3.57 pm

The Financial Secretary to the Treasury (Greg Clark): It is a pleasure to respond to this debate, not least because of the maiden speech made with such distinction by the hon. Member for Cardiff South and Penarth (Stephen Doughty), whom I warmly welcome to the House. He spoke in a way that was assured and fluent and with a degree of geniality that I think will make him many friends throughout the House. I have one issue of contention with him. He outed himself as a fan of Cardiff City and, since they are locked in a promotion battle with my hometown club of Middlesbrough, that will be a point of disagreement between us during the weeks and months ahead.

Call me naive, but I had hoped that, during an Opposition day debate, we might have heard something—anything—about the Opposition’s policy, but sadly it was not to be. At the end of this debate, their economic policy is, if possible, even more obscure than it was at the beginning. There are four fundamental matters crucial to this debate that both shadow Ministers—the hon. Members for Leeds West (Rachel Reeves) and for Newcastle upon Tyne North (Catherine McKinnell)—failed to address.

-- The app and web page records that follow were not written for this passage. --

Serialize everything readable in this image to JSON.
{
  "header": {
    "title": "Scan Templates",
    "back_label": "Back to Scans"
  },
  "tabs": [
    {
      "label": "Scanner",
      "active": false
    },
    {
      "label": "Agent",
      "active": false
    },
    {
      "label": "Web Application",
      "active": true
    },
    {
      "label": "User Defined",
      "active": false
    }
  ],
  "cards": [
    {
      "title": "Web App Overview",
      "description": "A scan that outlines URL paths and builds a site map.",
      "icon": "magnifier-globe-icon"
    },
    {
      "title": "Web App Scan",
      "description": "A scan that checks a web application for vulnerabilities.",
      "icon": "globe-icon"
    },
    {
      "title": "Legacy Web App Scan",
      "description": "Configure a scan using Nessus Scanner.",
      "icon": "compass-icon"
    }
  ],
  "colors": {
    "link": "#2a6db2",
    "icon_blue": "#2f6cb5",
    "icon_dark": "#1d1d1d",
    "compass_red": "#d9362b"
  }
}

The first could not be more basic. What do the Opposition believe to be the purpose of the 50p rate of income tax? Is it to raise revenue, to punish the rich, as the right hon. Member for Oldham West and Royton (Mr Meacher) has said, or to serve as a piece of rhetoric? We need to know, because if the Opposition are clear that its purpose is to raise money, will the hon. Member for Newcastle upon Tyne North say—she is welcome to intervene—whether they will drop their support for the 50p rate if the evidence continues to support our assessment and those of HMRC and the OBR that it raised very little indeed and would be likely to cost the public purse even more? Will she be clear—is the argument that the rate raises money the criterion for the Opposition’s support for it, or is it a price worth paying just to send a message that they want to soak the rich?

Secondly, do the Opposition accept, in the words of HMRC, that

“high tax rates in the UK make its tax system less competitive and make it a less attractive place to start, finance and grow a business”?

Do they accept HMRC’s assessment that high taxes are bad for the international standing of the country? I would be pleased to take an intervention from the hon. Lady. My hon. Friend the Member for The Wrekin (Mark Pritchard) asked the shadow Chief Secretary whether she subscribed to that view, and she could not answer. Is tax competitiveness important to the Opposition? We do not know. In their view, does it matter if the UK has the highest tax rate in the G20? Is that a concern or not? Does it make a difference to British competitiveness? The last time the hon. Member for Pontypridd (Owen Smith) was asked he said, “I don’t know.”